Barrett Lyon, a networking engineer based in the US, thought he could "map" every node on the internet in far less time than that taken by other projects. Some efforts to produce images of the internet have taken months to complete.

Interesting idea about the use of maps to visualize networks. The article asks how accurate are they if they do not show every node? During the creation of my paper on blogging and language, I created two visualizations of the network I was exploring. One of the visualizations contained every node, while the other just used a sampling. As the objective of the visualization was the overall pattern, both visualizations worked (as ultimately they were both represented by the same pattern). I guess the question is not how many nodes are present per se, but how representative the sampling is.

January 27, 2004 in Digital Spaces | Permalink | Comments (0) | TrackBack

Blended Spaces

I have read a short summary on blending by Fauconnier and Turner while I am waiting for the two books I ordered to arrive, The way we think and Mental Spaces, and this is what I got from it:

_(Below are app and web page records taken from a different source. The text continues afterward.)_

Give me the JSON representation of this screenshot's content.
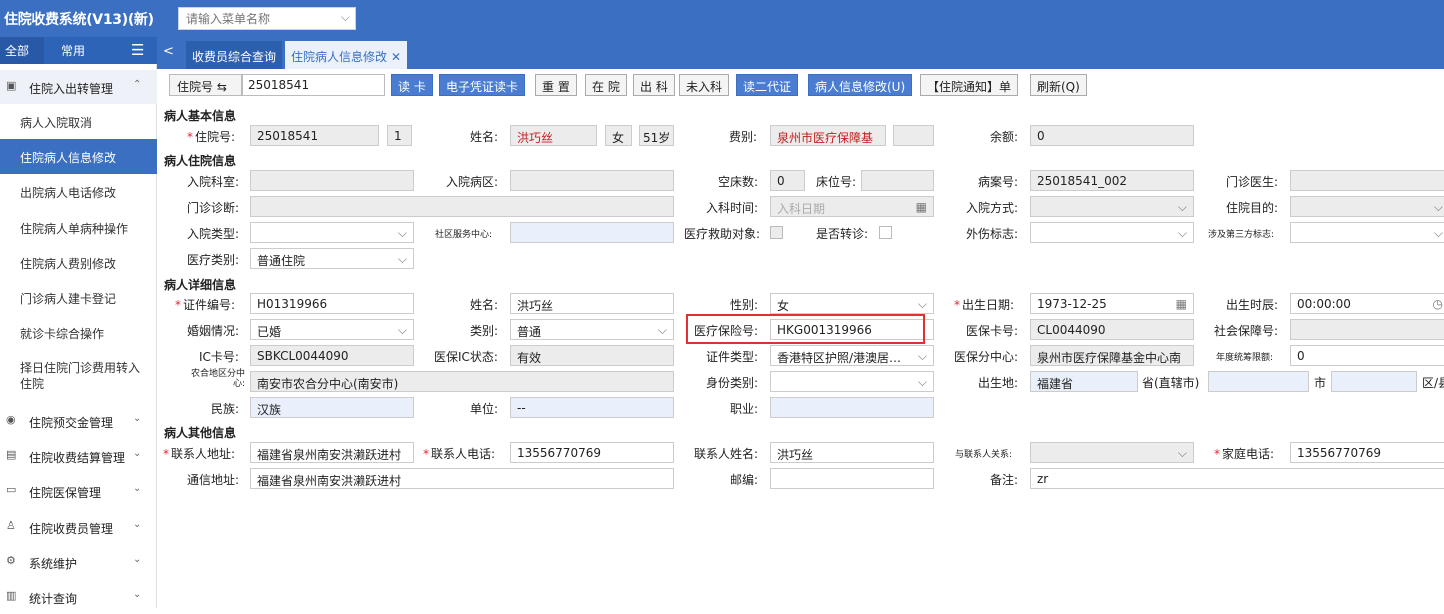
{
  "app": {
    "title": "住院收费系统(V13)(新)",
    "menu_search_placeholder": "请输入菜单名称"
  },
  "side_tabs": {
    "all": "全部",
    "common": "常用"
  },
  "sidebar": {
    "group_open": "住院入出转管理",
    "items": [
      "病人入院取消",
      "住院病人信息修改",
      "出院病人电话修改",
      "住院病人单病种操作",
      "住院病人费别修改",
      "门诊病人建卡登记",
      "就诊卡综合操作",
      "择日住院门诊费用转入住院"
    ],
    "groups": [
      "住院预交金管理",
      "住院收费结算管理",
      "住院医保管理",
      "住院收费员管理",
      "系统维护",
      "统计查询"
    ]
  },
  "tabs": [
    {
      "label": "收费员综合查询"
    },
    {
      "label": "住院病人信息修改"
    }
  ],
  "toolbar": {
    "admission_label": "住院号 ⇆",
    "admission_value": "25018541",
    "buttons": [
      "读 卡",
      "电子凭证读卡",
      "重 置",
      "在 院",
      "出 科",
      "未入科",
      "读二代证",
      "病人信息修改(U)",
      "【住院通知】单",
      "刷新(Q)"
    ]
  },
  "sections": {
    "basic": "病人基本信息",
    "hosp": "病人住院信息",
    "detail": "病人详细信息",
    "other": "病人其他信息"
  },
  "basic": {
    "admission_no_label": "住院号:",
    "admission_no": "25018541",
    "admission_count": "1",
    "name_label": "姓名:",
    "name": "洪巧丝",
    "sex": "女",
    "age": "51岁",
    "fee_type_label": "费别:",
    "fee_type": "泉州市医疗保障基",
    "balance_label": "余额:",
    "balance": "0"
  },
  "hosp": {
    "dept_label": "入院科室:",
    "ward_label": "入院病区:",
    "empty_beds_label": "空床数:",
    "empty_beds": "0",
    "bed_no_label": "床位号:",
    "record_no_label": "病案号:",
    "record_no": "25018541_002",
    "outpatient_doctor_label": "门诊医生:",
    "outpatient_diag_label": "门诊诊断:",
    "admit_time_label": "入科时间:",
    "admit_time_placeholder": "入科日期",
    "admit_method_label": "入院方式:",
    "purpose_label": "住院目的:",
    "admit_type_label": "入院类型:",
    "community_label": "社区服务中心:",
    "aid_label": "医疗救助对象:",
    "transfer_label": "是否转诊:",
    "injury_label": "外伤标志:",
    "third_party_label": "涉及第三方标志:",
    "med_category_label": "医疗类别:",
    "med_category": "普通住院"
  },
  "detail": {
    "id_no_label": "证件编号:",
    "id_no": "H01319966",
    "name_label": "姓名:",
    "name": "洪巧丝",
    "sex_label": "性别:",
    "sex": "女",
    "birth_date_label": "出生日期:",
    "birth_date": "1973-12-25",
    "birth_time_label": "出生时辰:",
    "birth_time": "00:00:00",
    "marital_label": "婚姻情况:",
    "marital": "已婚",
    "category_label": "类别:",
    "category": "普通",
    "ins_no_label": "医疗保险号:",
    "ins_no": "HKG001319966",
    "ins_card_label": "医保卡号:",
    "ins_card": "CL0044090",
    "social_label": "社会保障号:",
    "ic_label": "IC卡号:",
    "ic": "SBKCL0044090",
    "ic_status_label": "医保IC状态:",
    "ic_status": "有效",
    "id_type_label": "证件类型:",
    "id_type": "香港特区护照/港澳居…",
    "ins_center_label": "医保分中心:",
    "ins_center": "泉州市医疗保障基金中心南",
    "annual_label": "年度统筹限额:",
    "annual": "0",
    "rural_label": "农合地区分中心:",
    "rural": "南安市农合分中心(南安市)",
    "identity_label": "身份类别:",
    "birthplace_label": "出生地:",
    "birthplace_prov": "福建省",
    "prov_unit": "省(直辖市)",
    "city_unit": "市",
    "district_unit": "区/县",
    "ethnic_label": "民族:",
    "ethnic": "汉族",
    "employer_label": "单位:",
    "employer": "--",
    "occupation_label": "职业:"
  },
  "other": {
    "contact_addr_label": "联系人地址:",
    "contact_addr": "福建省泉州南安洪濑跃进村",
    "contact_phone_label": "联系人电话:",
    "contact_phone": "13556770769",
    "contact_name_label": "联系人姓名:",
    "contact_name": "洪巧丝",
    "relation_label": "与联系人关系:",
    "home_phone_label": "家庭电话:",
    "home_phone": "13556770769",
    "mail_addr_label": "通信地址:",
    "mail_addr": "福建省泉州南安洪濑跃进村",
    "postcode_label": "邮编:",
    "remark_label": "备注:",
    "remark": "zr"
  },
  "colors": {
    "topbar": "#3a6fc2",
    "highlight": "#e03030",
    "readonly": "#ececec",
    "blue_field": "#e9f0fb",
    "required": "#e23"
  }
}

In blending, structures from two different spaces are merged into a third space, or the blended space.

Conceptual integration of related events form one complex event.

In these spaces cognitive reasoning, inference drawing, and emotional development occur.

One is not consciously aware of blending, but one can find it highlighted in language (i.e., jokes, puns, etc.)

While these spaces are under construction, other, more stable cognitive constructions are employed.

Spaces, domains, and frames can be expanded and modified.

At first, I had trouble distinguishing a blend from cognitive framing. If I understand it correctly, a blend uses cognitive frames as a structure to create a new frame/space/blend. This text was very short and provided little to no examples. I hope that the books that I have ordered will give me a better understanding of this process.

January 24, 2004 in Digital Spaces | Permalink | Comments (0) | TrackBack